(Records from a data source)
____
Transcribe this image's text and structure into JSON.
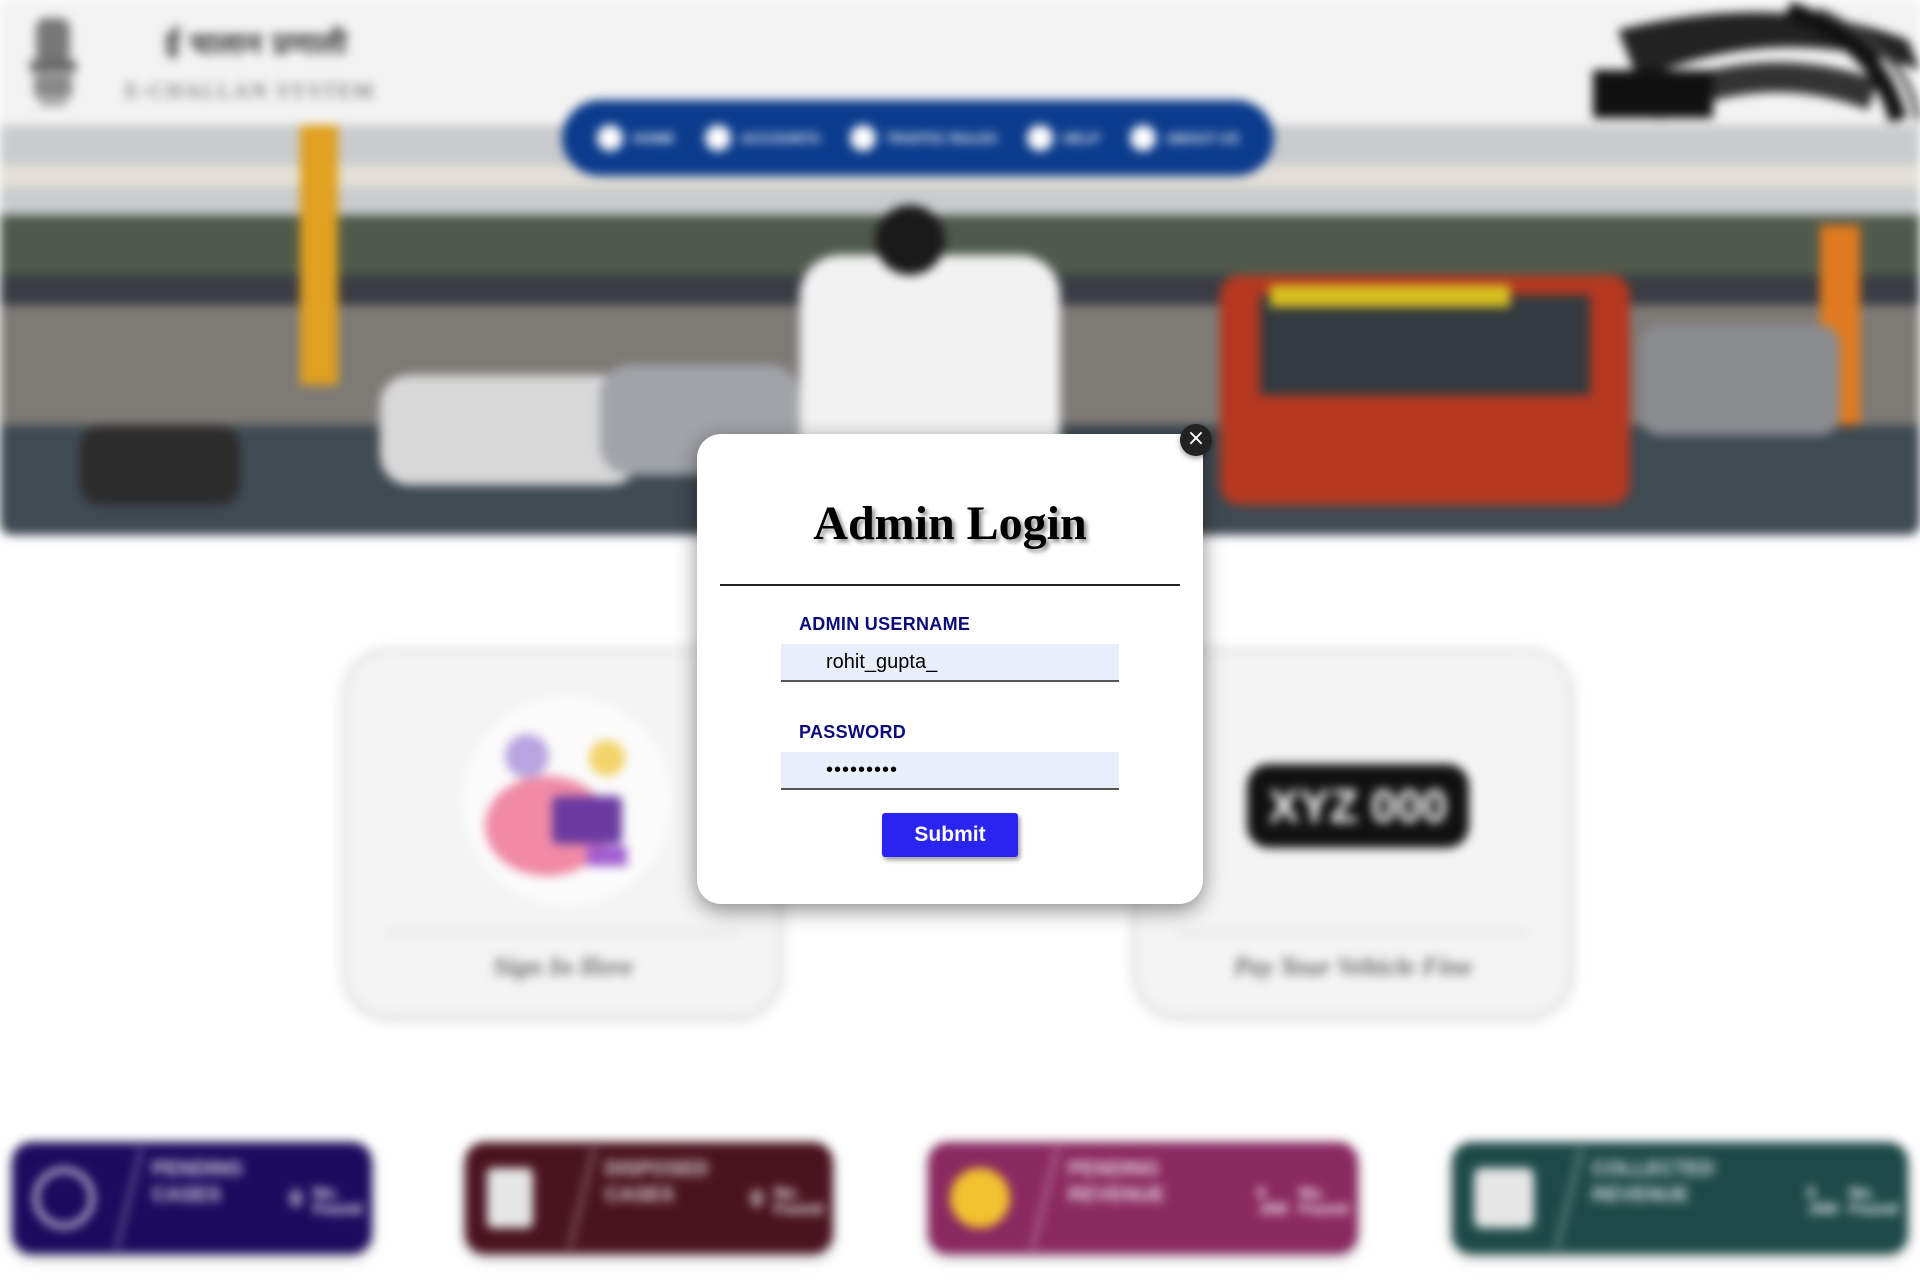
{
  "header": {
    "hindi_title": "ई चालान प्रणाली",
    "english_title": "E-CHALLAN SYSTEM"
  },
  "nav": {
    "items": [
      {
        "label": "HOME",
        "icon": "home-icon"
      },
      {
        "label": "ACCOUNTS",
        "icon": "user-icon"
      },
      {
        "label": "TRAFFIC RULES",
        "icon": "rules-icon"
      },
      {
        "label": "HELP",
        "icon": "help-icon"
      },
      {
        "label": "ABOUT US",
        "icon": "info-icon"
      }
    ]
  },
  "cards": {
    "signin": {
      "caption": "Sign In Here"
    },
    "pay": {
      "caption": "Pay Your Vehicle Fine",
      "plate": "XYZ 000"
    }
  },
  "stats": [
    {
      "title": "PENDING\nCASES",
      "value": "0",
      "unit": "No.\nFound",
      "color": "#1b0b5e"
    },
    {
      "title": "DISPOSED\nCASES",
      "value": "0",
      "unit": "No.\nFound",
      "color": "#4a1320"
    },
    {
      "title": "PENDING\nREVENUE",
      "value": "0\n.000",
      "unit": "No.\nFound",
      "color": "#8a2960"
    },
    {
      "title": "COLLECTED\nREVENUE",
      "value": "0\n.000",
      "unit": "No.\nFound",
      "color": "#1d4a48"
    }
  ],
  "modal": {
    "title": "Admin Login",
    "close_label": "×",
    "username_label": "ADMIN USERNAME",
    "username_value": "rohit_gupta_",
    "password_label": "PASSWORD",
    "password_value": "•••••••••",
    "submit_label": "Submit"
  },
  "colors": {
    "nav_blue": "#0b3b8c",
    "label_navy": "#0b0b7a",
    "submit_blue": "#2a24f0",
    "field_bg": "#e8effb"
  }
}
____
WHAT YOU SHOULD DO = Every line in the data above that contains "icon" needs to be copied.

RESPONSE FOR THIS EXERCISE =
        "icon": "home-icon"
        "icon": "user-icon"
        "icon": "rules-icon"
        "icon": "help-icon"
        "icon": "info-icon"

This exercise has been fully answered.